Task instructions: Would you filter these records and copy every line that has the word "true"?

##### Excerpted data

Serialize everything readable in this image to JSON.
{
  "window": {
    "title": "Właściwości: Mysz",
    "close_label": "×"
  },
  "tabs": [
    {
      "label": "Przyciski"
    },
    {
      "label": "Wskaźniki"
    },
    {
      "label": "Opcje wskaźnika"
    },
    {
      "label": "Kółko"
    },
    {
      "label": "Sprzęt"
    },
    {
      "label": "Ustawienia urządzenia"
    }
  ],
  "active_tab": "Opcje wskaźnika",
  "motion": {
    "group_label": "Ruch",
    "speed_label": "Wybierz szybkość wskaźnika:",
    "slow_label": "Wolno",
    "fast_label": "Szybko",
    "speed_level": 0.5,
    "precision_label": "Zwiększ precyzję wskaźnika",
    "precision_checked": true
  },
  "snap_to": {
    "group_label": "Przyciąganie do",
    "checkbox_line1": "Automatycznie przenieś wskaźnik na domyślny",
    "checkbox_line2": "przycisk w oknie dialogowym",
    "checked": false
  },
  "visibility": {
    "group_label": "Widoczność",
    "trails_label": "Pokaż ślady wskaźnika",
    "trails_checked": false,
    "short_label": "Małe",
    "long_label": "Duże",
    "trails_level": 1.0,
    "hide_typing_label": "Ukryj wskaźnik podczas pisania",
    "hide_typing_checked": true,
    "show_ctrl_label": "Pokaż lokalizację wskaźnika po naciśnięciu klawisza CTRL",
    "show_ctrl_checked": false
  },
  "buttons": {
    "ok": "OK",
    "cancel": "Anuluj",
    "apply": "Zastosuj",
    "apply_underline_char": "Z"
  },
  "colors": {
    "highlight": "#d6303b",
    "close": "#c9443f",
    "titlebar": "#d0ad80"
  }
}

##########

Output:
    "precision_checked": true
    "hide_typing_checked": true,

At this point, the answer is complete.